Before people believed caffeine was very bad for health, but a new study made by Professor Michael Yassa, an assistant professor of psychological and brain sciences at Johns Hopkins University, and his team of scientists showed that caffeine is not so bad, because it helps to improve our memory.
The study about how “caffeine has a positive effect on our long-term memory” was published by the journal Nature Neuroscience, Yassa commented about it on the website of the Johns Hopkins University: “We’ve always known that caffeine has cognitive-enhancing effects, but its particular effects on strengthening memories and making them resistant to forgetting has never been examined in detail in humans,” said Yassa, senior author of the paper. “We report for the first time a specific effect of caffeine on reducing forgetting over 24 hours.”
The study included a sample of more than 100 people who did not consume coffee often. “We chose people who were taking less than 500 milligrams of caffeine a week. The majority did not drink coffee, only taking a drink once or twice a week” said Yassa.
According to the study 200 mg of coffee are sufficient to help the memory to run better. This was demonstrated with a simple experiment in which the individuals who participated in the study were shown various images of objects, after five minutes was given to a group coffee and another group was given placebo. After that they show them again similar types of images of various objects. The participants who took caffeine identified better images similar to the original, and those who had taken the placebo were more likely to do so incorrectly.
“The next step for us is to figure out the brain mechanisms underlying this enhancement,” Yassa said. “We can use brain-imaging techniques to address these questions. We also know that caffeine is associated with healthy longevity and may have some protective effects from cognitive decline like Alzheimer’s disease. These are certainly important questions for the future”; said Yassa on John Hopkins University Website.

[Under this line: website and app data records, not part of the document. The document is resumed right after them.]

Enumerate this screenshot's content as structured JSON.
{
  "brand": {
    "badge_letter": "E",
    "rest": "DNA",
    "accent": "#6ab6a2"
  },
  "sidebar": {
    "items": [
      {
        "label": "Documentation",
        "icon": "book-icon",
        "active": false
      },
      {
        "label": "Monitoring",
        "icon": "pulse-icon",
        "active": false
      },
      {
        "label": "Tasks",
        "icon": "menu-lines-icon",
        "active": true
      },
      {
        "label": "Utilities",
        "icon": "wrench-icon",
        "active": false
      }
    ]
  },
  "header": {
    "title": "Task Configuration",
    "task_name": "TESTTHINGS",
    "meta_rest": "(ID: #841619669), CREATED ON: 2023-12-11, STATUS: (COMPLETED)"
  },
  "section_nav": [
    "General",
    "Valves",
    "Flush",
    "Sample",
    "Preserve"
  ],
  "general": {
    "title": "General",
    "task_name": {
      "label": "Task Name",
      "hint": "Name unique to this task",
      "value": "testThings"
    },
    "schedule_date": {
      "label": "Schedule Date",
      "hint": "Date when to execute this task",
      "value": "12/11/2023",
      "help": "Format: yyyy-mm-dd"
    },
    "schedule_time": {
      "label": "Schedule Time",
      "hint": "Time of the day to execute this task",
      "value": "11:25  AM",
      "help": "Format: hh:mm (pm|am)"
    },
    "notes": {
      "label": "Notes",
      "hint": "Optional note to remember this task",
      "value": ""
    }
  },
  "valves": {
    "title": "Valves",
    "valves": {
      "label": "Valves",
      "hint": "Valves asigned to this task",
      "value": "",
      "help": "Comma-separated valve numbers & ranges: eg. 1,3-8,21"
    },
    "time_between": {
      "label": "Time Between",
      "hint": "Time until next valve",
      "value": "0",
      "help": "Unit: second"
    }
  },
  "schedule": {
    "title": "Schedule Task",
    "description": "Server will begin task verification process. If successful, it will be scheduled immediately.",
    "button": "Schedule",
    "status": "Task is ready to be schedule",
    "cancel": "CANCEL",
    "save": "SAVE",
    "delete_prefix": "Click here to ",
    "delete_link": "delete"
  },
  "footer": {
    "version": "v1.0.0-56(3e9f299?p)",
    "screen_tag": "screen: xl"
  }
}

Sources consulted: John Hopkins News Network, National Institute of Health of the United States and Healthday.
Foto por Nuchylee / Cortesía de Freedigitalphotos